Finally in Romans 15 the point is driven home indisputably. 

We who are strong ought to bear with the failings of the weak and not to please ourselves.

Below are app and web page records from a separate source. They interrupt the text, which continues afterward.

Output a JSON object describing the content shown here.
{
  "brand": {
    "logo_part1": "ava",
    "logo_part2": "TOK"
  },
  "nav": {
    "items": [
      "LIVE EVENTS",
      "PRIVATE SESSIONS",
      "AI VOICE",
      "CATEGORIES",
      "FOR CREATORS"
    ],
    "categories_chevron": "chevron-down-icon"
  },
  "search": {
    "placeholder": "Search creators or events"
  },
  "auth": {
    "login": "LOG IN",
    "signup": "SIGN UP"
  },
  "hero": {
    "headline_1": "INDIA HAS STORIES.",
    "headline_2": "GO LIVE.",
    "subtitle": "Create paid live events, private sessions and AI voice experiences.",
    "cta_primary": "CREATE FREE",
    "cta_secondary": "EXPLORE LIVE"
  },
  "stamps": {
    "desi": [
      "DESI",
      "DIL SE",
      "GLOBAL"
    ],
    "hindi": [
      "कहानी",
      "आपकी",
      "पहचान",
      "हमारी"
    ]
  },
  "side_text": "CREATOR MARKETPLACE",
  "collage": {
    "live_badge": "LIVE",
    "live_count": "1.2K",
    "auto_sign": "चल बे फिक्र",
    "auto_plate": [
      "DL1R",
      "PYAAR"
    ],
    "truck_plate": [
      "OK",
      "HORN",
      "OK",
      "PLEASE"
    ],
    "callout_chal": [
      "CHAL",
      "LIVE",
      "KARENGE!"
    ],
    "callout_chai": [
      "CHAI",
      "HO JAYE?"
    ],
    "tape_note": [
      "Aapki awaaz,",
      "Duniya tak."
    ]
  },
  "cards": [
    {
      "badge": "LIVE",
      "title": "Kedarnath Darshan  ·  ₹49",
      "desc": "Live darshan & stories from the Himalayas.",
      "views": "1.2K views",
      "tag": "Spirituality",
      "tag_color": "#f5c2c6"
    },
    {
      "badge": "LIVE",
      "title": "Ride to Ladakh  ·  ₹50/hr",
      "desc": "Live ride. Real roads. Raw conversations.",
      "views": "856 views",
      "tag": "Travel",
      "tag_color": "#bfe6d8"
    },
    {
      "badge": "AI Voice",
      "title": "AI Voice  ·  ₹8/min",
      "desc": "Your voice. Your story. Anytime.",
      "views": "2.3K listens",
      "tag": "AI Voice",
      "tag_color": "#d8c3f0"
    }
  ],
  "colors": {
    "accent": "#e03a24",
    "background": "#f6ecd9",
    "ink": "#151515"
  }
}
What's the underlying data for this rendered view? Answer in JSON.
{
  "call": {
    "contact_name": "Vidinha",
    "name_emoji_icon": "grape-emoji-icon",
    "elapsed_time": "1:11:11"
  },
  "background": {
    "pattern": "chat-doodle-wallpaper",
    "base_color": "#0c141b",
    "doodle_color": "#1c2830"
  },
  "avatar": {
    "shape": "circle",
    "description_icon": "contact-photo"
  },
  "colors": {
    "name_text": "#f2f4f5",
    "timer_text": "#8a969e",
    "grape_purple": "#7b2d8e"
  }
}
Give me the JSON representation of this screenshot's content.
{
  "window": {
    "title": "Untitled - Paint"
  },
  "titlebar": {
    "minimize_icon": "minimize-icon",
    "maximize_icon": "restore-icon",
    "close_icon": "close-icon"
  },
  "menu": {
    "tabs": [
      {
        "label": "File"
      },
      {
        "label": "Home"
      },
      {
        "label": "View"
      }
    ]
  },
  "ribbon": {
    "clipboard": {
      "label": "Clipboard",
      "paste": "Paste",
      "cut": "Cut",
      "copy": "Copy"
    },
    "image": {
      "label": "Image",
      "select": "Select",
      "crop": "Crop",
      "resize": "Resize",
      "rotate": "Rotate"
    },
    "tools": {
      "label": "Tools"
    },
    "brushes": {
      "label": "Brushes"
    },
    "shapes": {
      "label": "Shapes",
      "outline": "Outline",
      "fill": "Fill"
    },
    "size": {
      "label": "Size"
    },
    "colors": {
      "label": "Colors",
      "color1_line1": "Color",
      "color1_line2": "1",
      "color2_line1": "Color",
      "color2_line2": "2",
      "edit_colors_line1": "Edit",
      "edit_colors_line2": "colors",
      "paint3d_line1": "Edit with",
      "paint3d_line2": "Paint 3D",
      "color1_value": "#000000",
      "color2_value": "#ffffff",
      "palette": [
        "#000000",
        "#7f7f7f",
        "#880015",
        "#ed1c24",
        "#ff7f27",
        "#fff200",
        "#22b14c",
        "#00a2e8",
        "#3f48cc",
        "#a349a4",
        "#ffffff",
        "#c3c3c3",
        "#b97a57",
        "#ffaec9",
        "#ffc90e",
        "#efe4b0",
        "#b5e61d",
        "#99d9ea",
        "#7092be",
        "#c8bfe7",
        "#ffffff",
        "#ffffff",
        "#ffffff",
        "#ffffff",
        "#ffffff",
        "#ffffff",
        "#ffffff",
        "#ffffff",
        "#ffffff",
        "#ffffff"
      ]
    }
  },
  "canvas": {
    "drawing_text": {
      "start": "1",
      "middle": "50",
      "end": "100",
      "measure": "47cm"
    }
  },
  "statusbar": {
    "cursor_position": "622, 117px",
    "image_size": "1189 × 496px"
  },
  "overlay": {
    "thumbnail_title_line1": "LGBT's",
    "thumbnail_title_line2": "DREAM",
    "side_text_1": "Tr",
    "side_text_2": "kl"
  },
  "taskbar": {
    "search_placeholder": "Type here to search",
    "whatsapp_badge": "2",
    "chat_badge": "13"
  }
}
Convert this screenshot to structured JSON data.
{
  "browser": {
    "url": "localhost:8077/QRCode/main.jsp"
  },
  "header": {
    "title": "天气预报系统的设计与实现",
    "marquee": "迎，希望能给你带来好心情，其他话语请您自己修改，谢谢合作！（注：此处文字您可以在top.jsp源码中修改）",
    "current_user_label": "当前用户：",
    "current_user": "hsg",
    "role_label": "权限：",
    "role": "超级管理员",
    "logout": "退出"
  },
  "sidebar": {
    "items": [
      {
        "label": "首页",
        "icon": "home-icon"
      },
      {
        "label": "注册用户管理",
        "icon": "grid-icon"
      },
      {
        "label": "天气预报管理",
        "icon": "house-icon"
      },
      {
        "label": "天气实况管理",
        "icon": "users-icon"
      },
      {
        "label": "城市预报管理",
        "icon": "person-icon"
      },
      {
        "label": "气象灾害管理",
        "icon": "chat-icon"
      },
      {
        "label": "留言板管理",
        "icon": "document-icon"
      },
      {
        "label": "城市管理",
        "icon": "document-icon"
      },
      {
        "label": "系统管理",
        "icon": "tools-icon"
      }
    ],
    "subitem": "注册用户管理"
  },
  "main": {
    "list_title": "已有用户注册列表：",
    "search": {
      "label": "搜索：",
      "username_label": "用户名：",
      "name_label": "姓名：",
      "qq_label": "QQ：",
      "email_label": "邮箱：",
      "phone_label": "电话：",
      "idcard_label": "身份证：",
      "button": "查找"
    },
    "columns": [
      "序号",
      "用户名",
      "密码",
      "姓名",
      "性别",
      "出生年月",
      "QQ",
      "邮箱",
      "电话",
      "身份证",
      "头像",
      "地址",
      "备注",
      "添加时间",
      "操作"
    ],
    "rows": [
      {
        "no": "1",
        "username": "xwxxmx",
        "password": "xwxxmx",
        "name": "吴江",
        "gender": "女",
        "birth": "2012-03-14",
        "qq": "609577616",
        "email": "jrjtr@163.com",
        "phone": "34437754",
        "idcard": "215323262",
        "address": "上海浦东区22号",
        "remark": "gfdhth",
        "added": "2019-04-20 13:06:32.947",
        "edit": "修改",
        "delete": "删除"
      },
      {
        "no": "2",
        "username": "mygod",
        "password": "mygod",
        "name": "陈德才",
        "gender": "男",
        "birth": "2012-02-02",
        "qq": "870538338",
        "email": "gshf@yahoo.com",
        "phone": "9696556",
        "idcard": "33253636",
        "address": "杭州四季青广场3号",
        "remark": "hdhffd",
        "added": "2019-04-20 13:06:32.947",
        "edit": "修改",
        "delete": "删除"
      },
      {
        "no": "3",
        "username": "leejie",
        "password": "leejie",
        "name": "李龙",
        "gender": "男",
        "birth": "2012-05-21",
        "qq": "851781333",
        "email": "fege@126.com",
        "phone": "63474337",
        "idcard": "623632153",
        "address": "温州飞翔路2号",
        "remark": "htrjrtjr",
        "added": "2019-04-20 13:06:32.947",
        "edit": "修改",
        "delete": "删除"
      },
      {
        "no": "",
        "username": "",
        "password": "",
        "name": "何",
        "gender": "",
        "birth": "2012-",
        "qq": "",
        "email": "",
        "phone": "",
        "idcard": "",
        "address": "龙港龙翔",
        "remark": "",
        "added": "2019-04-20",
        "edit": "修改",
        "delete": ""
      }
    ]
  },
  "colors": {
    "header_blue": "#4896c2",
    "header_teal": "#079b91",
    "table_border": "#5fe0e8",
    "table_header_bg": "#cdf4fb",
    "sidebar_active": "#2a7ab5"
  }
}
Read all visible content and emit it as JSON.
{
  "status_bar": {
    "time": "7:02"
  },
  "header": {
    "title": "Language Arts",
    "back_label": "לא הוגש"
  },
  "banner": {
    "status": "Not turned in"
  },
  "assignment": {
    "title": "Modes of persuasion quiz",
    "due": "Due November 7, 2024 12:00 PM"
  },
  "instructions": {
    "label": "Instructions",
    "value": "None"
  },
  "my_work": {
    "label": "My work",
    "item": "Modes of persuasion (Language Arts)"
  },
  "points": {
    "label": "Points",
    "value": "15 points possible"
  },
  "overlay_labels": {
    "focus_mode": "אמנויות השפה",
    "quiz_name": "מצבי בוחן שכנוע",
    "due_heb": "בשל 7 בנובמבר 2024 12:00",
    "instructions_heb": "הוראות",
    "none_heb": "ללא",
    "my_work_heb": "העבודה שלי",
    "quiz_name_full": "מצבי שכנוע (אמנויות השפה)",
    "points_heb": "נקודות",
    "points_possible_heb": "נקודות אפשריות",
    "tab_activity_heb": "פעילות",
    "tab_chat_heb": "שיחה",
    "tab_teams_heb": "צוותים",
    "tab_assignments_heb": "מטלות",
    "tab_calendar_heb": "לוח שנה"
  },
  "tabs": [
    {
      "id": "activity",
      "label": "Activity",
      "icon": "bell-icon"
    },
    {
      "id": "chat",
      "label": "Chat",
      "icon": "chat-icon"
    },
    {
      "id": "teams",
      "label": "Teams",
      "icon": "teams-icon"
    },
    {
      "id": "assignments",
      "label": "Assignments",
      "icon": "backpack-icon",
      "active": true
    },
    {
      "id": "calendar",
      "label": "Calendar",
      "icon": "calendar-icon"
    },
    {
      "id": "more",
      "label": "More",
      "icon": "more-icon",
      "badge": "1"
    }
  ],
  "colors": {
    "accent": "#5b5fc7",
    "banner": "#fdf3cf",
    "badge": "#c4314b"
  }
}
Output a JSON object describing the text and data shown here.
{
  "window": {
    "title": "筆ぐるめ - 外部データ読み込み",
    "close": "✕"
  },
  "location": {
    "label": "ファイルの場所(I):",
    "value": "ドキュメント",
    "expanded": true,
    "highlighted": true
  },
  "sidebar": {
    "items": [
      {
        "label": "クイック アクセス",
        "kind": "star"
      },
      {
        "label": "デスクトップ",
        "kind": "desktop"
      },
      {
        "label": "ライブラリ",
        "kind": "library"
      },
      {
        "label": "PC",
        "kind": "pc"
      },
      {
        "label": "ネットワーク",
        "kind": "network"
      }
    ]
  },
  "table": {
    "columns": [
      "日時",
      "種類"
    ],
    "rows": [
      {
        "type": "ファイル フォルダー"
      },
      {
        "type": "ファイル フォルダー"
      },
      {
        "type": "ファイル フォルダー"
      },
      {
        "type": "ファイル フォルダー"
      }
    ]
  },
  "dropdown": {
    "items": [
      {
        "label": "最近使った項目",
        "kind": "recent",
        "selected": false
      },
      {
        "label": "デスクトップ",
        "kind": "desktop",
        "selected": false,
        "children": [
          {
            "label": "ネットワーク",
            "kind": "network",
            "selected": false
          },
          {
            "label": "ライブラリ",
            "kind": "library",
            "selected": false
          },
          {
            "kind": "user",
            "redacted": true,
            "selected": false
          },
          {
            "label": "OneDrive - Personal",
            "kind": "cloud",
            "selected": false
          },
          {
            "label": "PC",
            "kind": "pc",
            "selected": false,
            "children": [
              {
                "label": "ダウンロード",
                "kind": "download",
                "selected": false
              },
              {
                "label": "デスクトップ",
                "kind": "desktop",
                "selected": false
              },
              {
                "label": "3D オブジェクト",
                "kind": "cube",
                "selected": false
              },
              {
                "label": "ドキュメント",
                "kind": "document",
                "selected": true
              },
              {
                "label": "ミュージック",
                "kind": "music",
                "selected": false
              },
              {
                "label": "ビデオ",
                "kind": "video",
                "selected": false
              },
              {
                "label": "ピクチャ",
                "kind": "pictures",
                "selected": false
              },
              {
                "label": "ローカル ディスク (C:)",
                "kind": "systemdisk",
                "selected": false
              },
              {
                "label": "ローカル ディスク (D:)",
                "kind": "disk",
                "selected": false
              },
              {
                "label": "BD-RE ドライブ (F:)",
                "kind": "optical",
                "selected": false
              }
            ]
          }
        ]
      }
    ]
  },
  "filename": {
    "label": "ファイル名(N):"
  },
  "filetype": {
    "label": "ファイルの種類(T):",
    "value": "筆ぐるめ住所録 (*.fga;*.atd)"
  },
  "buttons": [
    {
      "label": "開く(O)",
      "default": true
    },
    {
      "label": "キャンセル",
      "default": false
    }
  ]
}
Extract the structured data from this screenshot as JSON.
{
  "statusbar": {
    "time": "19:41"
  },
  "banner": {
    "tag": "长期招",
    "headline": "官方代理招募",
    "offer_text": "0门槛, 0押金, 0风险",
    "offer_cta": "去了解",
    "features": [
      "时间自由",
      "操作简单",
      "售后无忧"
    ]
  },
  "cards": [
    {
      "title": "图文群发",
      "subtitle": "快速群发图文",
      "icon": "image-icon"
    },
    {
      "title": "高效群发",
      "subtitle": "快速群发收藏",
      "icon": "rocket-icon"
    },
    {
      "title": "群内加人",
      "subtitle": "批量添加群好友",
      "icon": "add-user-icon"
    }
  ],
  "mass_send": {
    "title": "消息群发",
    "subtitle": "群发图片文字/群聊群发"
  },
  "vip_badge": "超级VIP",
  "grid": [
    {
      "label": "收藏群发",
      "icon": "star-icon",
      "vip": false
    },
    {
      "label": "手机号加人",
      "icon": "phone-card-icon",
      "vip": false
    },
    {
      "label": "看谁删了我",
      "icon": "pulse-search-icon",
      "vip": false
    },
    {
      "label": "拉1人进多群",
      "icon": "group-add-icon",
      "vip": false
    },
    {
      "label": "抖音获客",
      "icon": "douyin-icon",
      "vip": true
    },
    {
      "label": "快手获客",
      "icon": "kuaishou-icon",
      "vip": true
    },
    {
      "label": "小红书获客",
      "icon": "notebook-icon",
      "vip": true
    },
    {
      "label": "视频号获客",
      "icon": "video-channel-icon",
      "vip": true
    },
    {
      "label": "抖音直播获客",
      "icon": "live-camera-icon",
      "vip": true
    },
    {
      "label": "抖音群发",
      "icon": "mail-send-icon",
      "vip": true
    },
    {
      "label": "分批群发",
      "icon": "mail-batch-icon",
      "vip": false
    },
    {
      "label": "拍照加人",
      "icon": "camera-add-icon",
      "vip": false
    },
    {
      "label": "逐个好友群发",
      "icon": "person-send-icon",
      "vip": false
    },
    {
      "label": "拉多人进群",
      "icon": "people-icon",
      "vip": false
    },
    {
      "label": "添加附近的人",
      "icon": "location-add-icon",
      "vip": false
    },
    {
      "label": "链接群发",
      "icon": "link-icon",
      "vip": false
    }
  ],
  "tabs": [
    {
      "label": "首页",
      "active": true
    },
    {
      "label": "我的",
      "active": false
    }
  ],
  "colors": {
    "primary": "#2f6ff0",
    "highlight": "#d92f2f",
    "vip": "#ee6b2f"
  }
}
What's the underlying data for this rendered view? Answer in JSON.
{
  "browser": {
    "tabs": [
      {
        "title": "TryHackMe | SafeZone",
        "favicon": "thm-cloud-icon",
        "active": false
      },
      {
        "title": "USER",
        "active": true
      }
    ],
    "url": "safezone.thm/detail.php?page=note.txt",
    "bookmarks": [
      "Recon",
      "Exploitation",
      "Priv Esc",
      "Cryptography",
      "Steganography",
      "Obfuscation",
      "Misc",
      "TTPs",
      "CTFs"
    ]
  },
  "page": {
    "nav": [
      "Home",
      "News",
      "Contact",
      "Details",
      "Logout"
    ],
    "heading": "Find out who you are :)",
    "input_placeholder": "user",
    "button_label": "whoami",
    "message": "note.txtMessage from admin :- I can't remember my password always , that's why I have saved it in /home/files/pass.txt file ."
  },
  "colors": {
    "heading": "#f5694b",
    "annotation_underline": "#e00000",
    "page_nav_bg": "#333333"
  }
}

Each of us should please our neighbors for their good, to build them up. [Romans 15:1-2]

Don’t judge your neighbor for their weakness but please them and build them up.  Wow!  Many would say that is just pandering, I call it being compassionate and acting like Jesus.

May the God who gives endurance and encouragement give you the same attitude of mind toward each other that Christ Jesus had, so that with one mind and one voice you may glorify the God and Father of our Lord Jesus Christ.

Accept one another, then, just as Christ accepted you, in order to bring praise to God. [Romans 15:5-7]

Amen! – Go and do likewise…

A Timeline of Passive Resistance


So I asserted the other day that Pacifism was a weapon, when deployed properly, against which there is no defence.  Allow me to illustrate what to my mind is the typical timeline of passive resistance.

Phase 1: Invasion/Takeover – A strong army invades or otherwise takes over the territory of a weaker party.

Phase 2: Victory/Defeat – Due to their superiority the invading army achieves rapid and decisive victory and moves to…

Phase 3: Domination/Subjugation – The invading party establishes its power base by setting up institutions it can control; government, business etc.  At this point it is no longer prudent to kill or torture innocent civilians because they need them in order to run those institutions.  The dominated party is now a quasi-slave to its new master.

Phase 4: Resistance – The pacifist at this point slowly begins to erode the power base of the aggressor through passive and subversive acts such as avoiding work that helps the aggressor, refusing to purchase goods and services from the aggressor and even direct sabotage.  The aggressor’s only hope in defeating the pacifist is in recognizing the power of this resistance early and negotiating a settlement.  If the aggressor responds with more violence and oppression they will only drive the pacifist further underground and prolong the process.

Phase 5: Critical Mass – Sooner or later the pacifist cause will begin to be seen as a viable alternative for the oppressed masses and more and more people will be won over.  By now it is too late for the aggressor; any attempt to suppress the pacifist opposition will be seen as bullying.  If a pacifist leader is arrested or killed at this stage they will instantly become a martyr.  I don’t have scientific data to back this up but my best guess is that critical mass is achieved when the pacifist cause attracts somewhere between 20-30% of the population leading to…

Phase 6: Uprising – With roughly a quarter of the population rallying to the cause protests erupt spontaneously throughout the country.  At this point it is critical for the pacifist leader to keep his followers on message and prevent violence from erupting within his ranks.  It is critical to remember that even with a large number of followers you are still the weaker party in terms of fire power and entering into violent conflict will likely send you all the way back to phase one.  The aggressor will likely try to bait you into a violent encounter but if you have done a good job in phases 4 and 5 this will fail.  Your support will swell to well over 50% of the general population and finally lead to…

Phase 7: Overthrow – As the aggressor realizes they can no longer control the population through intimidation and the time to negotiate from a position of strength was three phases ago they will have no choice but to cede to your demands or leave the country altogether.

Now the real work begins, criticism and resistance is the easy part, governing is hard.